Known as “peer intervention training,” the method seeks to create a different culture inside police departments, one that encourages officers to correct their co-workers, rather than remain silent or participate in cover-ups.
In 2004, Quinn wrote a memoir that described a pervasive culture of casual lawbreaking and coverups within the Minneapolis Police Department.
In doing so, Quinn became one of just a handful of police officers who have candidly discussed the problems of American policing from the inside. He would go on to become a nationally-recognized expert in police reform, helping the corruption-plagued New Orleans Police Department make improvements under a federal consent decree.
Quinn is battling cancer and declined to be interviewed, but in an email he said he offered training to the Minneapolis Police Department, including former Chief Janeé Harteau.
Quinn developed his own peer intervention training while consulting with the New Orleans Police Department, according to documents he provided. In 2013, he met with Harteau and offered his training to the department for free. She expressed excitement at the offer, he wrote in 2016, but “that was the last I heard from her.”
Minneapolis Police did not respond to requests for comment.
Harteau provided a written statement that did not address Quinn or peer intervention, but said she consulted “national experts” during her tenure, including the U.S. Department of Justice.
“Multiple initiatives were derived from these reviews, which included the addition of body cameras and every member of the department receiving implicit bias and procedural justice training,” the statement says.

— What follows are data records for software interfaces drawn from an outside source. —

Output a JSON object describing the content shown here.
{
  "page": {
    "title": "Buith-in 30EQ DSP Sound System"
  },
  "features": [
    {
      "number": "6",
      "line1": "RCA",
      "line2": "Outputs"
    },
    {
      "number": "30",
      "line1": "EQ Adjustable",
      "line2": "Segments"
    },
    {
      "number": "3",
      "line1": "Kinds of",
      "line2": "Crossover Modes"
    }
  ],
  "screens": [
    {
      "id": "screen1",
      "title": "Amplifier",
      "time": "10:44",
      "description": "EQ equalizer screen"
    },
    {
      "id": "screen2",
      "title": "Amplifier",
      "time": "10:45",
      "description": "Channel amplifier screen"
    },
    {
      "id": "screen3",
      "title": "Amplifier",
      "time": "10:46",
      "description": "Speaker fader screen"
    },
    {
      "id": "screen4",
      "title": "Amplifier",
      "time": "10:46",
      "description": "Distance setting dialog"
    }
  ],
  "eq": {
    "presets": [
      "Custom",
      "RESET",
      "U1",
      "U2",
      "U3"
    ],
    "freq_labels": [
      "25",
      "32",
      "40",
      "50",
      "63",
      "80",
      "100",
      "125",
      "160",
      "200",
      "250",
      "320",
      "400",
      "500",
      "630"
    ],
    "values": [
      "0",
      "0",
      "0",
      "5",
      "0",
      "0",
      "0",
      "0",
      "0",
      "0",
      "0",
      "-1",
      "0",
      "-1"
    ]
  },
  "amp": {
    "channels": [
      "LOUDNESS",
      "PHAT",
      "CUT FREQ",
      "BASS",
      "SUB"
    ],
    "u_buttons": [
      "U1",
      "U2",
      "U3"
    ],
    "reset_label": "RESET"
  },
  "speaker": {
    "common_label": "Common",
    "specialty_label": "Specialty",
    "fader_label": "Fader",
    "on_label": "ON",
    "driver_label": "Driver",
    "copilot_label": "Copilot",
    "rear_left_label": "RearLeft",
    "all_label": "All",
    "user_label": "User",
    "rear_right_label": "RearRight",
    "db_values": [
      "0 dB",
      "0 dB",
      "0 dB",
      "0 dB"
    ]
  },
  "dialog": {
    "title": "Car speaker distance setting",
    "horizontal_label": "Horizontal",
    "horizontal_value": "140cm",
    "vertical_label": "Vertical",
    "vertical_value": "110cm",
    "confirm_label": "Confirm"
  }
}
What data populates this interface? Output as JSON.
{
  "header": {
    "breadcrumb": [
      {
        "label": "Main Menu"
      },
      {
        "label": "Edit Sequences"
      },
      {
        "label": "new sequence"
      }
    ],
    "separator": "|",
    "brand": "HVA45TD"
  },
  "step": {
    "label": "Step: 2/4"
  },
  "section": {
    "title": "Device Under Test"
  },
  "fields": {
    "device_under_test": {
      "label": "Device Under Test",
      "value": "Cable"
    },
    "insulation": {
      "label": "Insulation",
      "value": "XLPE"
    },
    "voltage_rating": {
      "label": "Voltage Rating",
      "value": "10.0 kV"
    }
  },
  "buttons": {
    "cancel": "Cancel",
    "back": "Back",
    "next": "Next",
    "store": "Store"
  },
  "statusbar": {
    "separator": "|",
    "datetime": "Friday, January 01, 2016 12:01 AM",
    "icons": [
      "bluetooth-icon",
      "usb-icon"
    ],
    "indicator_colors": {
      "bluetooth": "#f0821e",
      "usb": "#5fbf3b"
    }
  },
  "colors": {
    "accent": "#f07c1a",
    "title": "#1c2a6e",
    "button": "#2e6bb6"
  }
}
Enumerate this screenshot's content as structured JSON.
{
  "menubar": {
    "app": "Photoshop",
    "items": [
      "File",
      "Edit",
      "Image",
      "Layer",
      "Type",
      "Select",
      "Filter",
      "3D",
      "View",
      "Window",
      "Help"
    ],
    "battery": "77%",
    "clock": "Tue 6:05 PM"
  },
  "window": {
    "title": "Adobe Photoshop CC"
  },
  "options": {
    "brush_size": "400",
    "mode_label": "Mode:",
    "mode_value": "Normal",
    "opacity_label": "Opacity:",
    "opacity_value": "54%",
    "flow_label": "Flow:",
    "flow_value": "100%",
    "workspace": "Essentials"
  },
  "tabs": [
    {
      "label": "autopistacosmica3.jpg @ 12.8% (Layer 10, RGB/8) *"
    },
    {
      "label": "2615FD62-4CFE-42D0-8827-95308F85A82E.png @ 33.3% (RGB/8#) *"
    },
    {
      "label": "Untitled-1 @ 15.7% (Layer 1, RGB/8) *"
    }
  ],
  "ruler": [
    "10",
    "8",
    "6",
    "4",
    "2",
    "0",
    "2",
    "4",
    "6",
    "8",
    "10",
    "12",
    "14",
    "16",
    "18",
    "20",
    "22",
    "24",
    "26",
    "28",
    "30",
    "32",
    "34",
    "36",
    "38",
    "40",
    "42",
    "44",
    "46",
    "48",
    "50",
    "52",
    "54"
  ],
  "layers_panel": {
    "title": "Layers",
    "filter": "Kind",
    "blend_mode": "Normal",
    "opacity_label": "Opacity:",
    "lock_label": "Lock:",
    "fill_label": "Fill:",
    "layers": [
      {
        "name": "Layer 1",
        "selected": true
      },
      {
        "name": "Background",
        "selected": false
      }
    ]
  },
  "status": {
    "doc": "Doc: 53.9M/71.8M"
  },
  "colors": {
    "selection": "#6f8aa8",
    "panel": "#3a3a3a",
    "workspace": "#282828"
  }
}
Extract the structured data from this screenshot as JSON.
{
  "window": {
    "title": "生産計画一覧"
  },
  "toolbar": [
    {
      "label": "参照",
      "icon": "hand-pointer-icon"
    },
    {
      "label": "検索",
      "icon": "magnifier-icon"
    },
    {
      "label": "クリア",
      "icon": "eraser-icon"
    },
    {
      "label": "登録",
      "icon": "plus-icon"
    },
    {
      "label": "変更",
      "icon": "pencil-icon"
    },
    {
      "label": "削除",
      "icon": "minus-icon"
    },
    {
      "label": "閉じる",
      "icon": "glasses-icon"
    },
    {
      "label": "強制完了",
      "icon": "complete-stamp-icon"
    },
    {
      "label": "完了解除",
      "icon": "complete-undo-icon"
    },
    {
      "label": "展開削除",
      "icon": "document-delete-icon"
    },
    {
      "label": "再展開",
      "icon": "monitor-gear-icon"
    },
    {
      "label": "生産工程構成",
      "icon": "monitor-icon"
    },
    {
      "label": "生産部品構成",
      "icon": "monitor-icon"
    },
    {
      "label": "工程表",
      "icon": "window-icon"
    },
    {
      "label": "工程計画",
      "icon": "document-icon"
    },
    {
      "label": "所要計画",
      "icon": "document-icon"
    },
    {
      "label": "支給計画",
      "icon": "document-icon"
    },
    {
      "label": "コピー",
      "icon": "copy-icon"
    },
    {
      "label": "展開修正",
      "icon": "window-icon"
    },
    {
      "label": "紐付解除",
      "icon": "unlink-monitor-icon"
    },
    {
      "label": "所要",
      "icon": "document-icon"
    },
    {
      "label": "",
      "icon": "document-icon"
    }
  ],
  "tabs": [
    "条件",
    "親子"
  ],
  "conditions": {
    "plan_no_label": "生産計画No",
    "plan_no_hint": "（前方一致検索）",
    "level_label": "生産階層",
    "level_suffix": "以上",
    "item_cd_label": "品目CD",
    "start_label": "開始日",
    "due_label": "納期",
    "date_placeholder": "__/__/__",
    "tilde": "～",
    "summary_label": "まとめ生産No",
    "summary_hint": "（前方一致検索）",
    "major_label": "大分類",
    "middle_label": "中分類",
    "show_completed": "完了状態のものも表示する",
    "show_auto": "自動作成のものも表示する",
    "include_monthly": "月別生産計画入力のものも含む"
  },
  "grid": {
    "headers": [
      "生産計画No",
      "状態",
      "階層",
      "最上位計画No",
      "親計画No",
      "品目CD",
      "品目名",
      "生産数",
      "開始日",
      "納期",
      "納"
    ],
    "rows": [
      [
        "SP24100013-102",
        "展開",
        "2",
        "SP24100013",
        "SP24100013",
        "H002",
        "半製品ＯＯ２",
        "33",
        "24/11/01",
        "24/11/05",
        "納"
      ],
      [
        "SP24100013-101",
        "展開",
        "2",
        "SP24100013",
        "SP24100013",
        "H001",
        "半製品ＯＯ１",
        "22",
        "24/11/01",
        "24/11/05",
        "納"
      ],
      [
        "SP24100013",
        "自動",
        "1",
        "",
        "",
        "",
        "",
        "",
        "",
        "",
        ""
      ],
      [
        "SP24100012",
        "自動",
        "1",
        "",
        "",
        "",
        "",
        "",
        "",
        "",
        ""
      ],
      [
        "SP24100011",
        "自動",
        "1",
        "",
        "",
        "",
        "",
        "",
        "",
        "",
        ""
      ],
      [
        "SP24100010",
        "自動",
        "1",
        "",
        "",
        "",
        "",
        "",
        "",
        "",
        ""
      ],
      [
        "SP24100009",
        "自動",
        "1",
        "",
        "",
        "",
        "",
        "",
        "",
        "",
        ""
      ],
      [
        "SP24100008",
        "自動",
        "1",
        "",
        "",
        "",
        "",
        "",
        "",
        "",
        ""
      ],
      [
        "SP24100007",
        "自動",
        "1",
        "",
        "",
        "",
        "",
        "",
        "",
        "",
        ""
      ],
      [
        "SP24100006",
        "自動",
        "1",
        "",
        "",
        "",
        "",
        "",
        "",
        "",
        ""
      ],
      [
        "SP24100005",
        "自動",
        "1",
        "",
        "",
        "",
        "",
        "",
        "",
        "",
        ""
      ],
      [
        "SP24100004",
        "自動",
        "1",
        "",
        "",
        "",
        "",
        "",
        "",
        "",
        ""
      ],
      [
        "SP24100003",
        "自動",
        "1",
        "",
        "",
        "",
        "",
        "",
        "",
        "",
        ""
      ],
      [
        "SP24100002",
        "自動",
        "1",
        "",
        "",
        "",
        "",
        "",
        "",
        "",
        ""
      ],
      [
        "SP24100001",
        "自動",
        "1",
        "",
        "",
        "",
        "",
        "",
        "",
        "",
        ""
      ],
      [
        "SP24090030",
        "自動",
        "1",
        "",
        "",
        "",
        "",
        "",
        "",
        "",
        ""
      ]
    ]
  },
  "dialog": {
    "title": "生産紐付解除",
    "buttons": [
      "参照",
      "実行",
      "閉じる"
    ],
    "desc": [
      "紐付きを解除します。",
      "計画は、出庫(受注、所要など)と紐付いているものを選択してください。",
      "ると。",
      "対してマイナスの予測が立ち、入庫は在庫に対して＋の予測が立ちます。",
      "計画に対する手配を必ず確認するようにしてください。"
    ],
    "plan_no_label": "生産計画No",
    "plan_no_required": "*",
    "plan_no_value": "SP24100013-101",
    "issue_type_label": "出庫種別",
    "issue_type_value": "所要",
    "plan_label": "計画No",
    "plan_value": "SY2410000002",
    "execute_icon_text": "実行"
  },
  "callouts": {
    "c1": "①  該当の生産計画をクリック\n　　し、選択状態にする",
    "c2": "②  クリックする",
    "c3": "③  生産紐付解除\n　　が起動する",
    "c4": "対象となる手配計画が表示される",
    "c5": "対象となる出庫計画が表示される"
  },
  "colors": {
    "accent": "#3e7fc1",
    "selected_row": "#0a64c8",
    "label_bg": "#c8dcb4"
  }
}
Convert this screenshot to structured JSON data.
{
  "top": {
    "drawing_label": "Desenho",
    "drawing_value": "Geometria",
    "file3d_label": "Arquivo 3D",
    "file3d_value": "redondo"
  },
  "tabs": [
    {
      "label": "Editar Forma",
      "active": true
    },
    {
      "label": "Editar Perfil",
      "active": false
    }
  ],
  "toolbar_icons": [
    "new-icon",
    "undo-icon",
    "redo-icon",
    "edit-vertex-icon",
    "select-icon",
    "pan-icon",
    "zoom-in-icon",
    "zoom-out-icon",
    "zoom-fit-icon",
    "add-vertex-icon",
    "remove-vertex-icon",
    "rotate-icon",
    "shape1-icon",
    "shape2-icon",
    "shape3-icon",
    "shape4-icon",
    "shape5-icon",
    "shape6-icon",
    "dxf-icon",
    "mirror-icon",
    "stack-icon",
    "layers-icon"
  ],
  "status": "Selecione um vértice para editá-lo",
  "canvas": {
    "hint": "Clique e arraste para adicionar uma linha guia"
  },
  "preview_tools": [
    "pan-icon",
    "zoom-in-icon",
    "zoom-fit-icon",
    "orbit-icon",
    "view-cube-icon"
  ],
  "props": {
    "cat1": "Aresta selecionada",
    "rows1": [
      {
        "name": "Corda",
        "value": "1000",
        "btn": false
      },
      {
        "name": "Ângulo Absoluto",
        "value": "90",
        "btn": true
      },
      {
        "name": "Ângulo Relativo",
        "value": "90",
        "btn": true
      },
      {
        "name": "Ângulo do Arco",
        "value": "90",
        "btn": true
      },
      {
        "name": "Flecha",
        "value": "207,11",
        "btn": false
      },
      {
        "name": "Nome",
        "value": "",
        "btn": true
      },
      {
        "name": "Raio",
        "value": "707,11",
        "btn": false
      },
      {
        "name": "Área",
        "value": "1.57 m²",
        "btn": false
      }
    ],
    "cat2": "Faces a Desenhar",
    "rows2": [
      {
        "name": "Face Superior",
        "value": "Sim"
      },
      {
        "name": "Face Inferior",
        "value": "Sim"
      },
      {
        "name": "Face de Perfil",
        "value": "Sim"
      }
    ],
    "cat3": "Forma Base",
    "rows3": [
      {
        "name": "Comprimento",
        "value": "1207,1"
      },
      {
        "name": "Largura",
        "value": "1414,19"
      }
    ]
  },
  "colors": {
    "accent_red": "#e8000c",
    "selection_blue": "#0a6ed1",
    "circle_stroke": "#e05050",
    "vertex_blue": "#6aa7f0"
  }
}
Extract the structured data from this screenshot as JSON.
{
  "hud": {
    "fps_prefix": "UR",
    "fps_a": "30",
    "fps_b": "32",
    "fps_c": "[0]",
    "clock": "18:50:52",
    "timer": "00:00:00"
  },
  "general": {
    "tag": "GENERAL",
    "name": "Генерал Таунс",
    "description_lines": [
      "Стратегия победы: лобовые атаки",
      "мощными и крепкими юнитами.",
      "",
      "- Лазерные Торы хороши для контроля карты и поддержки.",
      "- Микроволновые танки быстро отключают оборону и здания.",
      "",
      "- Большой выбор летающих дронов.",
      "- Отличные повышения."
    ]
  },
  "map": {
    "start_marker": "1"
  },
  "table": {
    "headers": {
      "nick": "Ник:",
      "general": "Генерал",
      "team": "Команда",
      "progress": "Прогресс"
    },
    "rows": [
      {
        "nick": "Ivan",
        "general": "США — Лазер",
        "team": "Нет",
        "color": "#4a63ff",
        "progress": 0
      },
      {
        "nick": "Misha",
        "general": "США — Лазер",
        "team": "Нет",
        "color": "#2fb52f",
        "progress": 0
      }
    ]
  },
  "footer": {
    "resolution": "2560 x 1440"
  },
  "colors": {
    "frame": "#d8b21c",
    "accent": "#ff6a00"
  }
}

According to a document Harteau provided, the principal behind procedural justice is to “help police explain why they are doing what they are doing.”
Her statement also pointed out that the MPD was the first department in the country to include a duty to intervene in its use of force policy. “As a result of our progress, we were one of only five cities to be selected into the National Initiative for Building Community Trust & Justice,” she wrote.
None of that prevented Floyd’s killing. Paul Noel, a deputy police chief in New Orleans, thinks Quinn’s training could have made a difference.
In 2013, Quinn was part of a group that developed the “Ethical Policing is Courageous” peer intervention program, known as EPIC, for the New Orleans Police Department.
In 2012, after decades of scandal, the NOPD entered a voluntary consent decree with the Department of Justice. Attorney Jonathan Aronie was named the administrator of the department. The consent decree mentioned peer intervention training, but, “frankly, no one paid much attention to that line at the start,” Aronie said in a telephone interview.
About a year into the decree, a diverse group of rank-and-file police officers and community activists approached him about implementing a peer intervention program.
Aronie and the department put together a working group of NOPD officers and outside experts — including Quinn. That group laid the foundation of what is now EPIC.
Noel, the NOPD deputy chief, said police work comes with high stress situations that can lead to escalation: “Everybody gets excited, everybody gets upset.” This is why it’s necessary for fellow officers to step in, he said: “We have officers who are in position to step in and say ‘Hey, I’ve got this,’ or tap the person on the shoulder and walk them away from a situation.”
The intent, he said, is to intervene long before a situation escalates to violence.
Aronie said he witnessed an incident like this. A man had been arrested and taken to a police station where he was yelling racial slurs at a sergeant, a person of color. The man spit on the sergeant from a distance. The sergeant charged the handcuffed suspect, but a junior officer caught him in a bear hug and carried him out of the room.
Noel said that when he began with the NOPD in the 1990s, it was unheard of to even suggest that a fellow officer be removed from a situation.
Citizen complaints are down and community satisfaction is up, Aronie said. How much of that is from the intervention program or from the almost 500 paragraphs of other guidance in the consent decree isn’t clear. The impact of the program is hard to quantify, but the consensus among both police critics and police officers interviewed by the Reformer is that the program has been a success.
Noel, who has seen the footage of George Floyd’s killing, said the junior officers should have intervened “up to the point of removing him [Derek Chauvin] from Mr. Floyd. That is the culture change our program brings to our agency.”